Because it is traditionally difficult and time-consuming to identify the foramen ovale (FO) with fluoroscopy, we recently developed the H-figure method to acquire fluoroscopic view of FO with shorter procedure time and less radiation. However, the impact of such an H-figure approach on the clinical outcomes of trigeminal ganglion radiofrequency thermocoagulation (RFT) in treating idiopathic trigeminal neuralgia (ITN) remains unclear.
In a 12-month follow-up retrospective cohort study, patients with ITN had fluoroscopy-guided RFT of trigeminal ganglion via either classic approach (n = 100) or H-figure approach (n = 136) to identify FO. Data of continuous variables were analyzed with a Shapiro-Wilk test for normality and subsequently with a Mann-Whitney test, and the binary data were analyzed with a χ2 test. The primary outcome was the facial pain measured by a Visual Analog Scale (VAS) 1 year after the treatment. The secondary outcomes included the quality of the fluoroscopic FO views, the threshold voltage to provoke paresthesia, the procedure time, the number of fluoroscopic images, and the facial numbness VAS.
Compared with the classic approach group, the H-figure approach group was associated with better long-term pain relief after the procedure, with significantly fewer patients had pain 3 months (6.6% vs 17.0%, P = .012) and 12 months (21.3% vs 38.0%, P = .005) after the procedure, and among patients who had pain after the procedure, patients in the H-figure group had significantly less pain 6 months after the procedure (VAS median [interquartile range (IQR)]: 3 [2–6] vs 6 [4–7], P < .001). Moreover, compared to the classic approach, the H-figure approach provided better fluoroscopic view of FO, lower threshold voltage to elicit paresthesia (median [IQR]: 0.2 [0.2–0.3] vs 0.4 [0.4–0.5] V, P < .0001), with shorter procedure time (median [IQR]: 7.5 [6.0–9.0] vs 14.0 [10.0–18.0] min, P < .0001), and required fewer fluoroscopic images (median [IQR]: 4.0 [3.0–5.0] vs 8.0 [6.0–10.0], P < .0001).

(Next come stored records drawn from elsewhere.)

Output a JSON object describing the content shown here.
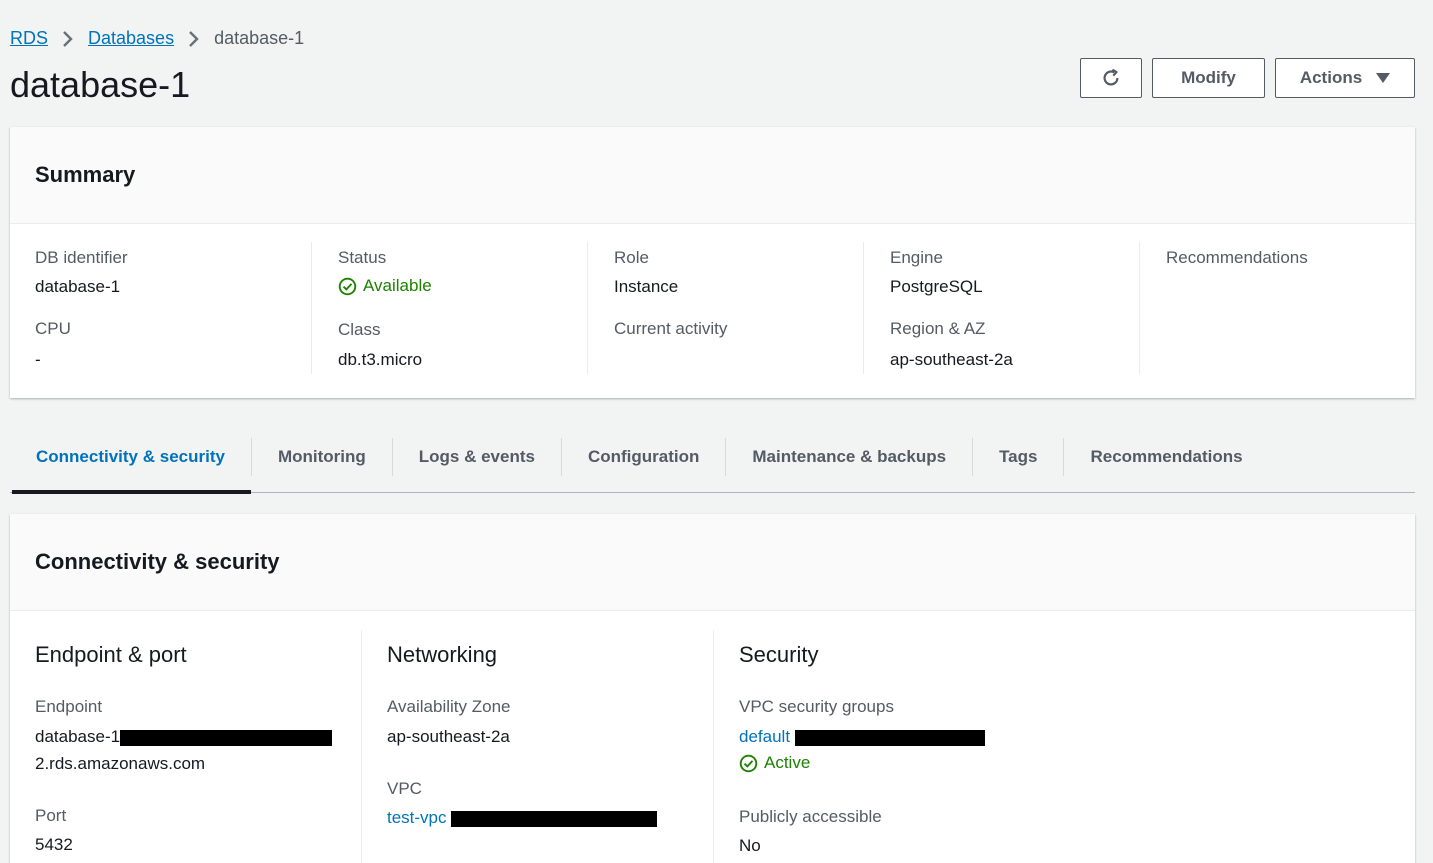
{
  "breadcrumb": {
    "items": [
      "RDS",
      "Databases"
    ],
    "current": "database-1"
  },
  "page": {
    "title": "database-1"
  },
  "header_actions": {
    "refresh_icon": "refresh-icon",
    "modify_label": "Modify",
    "actions_label": "Actions"
  },
  "summary": {
    "title": "Summary",
    "db_identifier_label": "DB identifier",
    "db_identifier": "database-1",
    "cpu_label": "CPU",
    "cpu": "-",
    "status_label": "Status",
    "status": "Available",
    "class_label": "Class",
    "class": "db.t3.micro",
    "role_label": "Role",
    "role": "Instance",
    "current_activity_label": "Current activity",
    "engine_label": "Engine",
    "engine": "PostgreSQL",
    "region_label": "Region & AZ",
    "region": "ap-southeast-2a",
    "recommendations_label": "Recommendations"
  },
  "tabs": [
    "Connectivity & security",
    "Monitoring",
    "Logs & events",
    "Configuration",
    "Maintenance & backups",
    "Tags",
    "Recommendations"
  ],
  "connectivity": {
    "title": "Connectivity & security",
    "endpoint_port": {
      "heading": "Endpoint & port",
      "endpoint_label": "Endpoint",
      "endpoint_prefix": "database-1",
      "endpoint_suffix": "2.rds.amazonaws.com",
      "port_label": "Port",
      "port": "5432"
    },
    "networking": {
      "heading": "Networking",
      "az_label": "Availability Zone",
      "az": "ap-southeast-2a",
      "vpc_label": "VPC",
      "vpc_link": "test-vpc"
    },
    "security": {
      "heading": "Security",
      "sg_label": "VPC security groups",
      "sg_link": "default",
      "sg_status": "Active",
      "public_label": "Publicly accessible",
      "public": "No"
    }
  },
  "colors": {
    "link": "#0073bb",
    "success": "#1d8102",
    "background": "#f2f3f3"
  }
}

RFT of the trigeminal ganglion using the H-figure approach is associated with superior longer term clinical pain relief than the classic approach in treating ITN.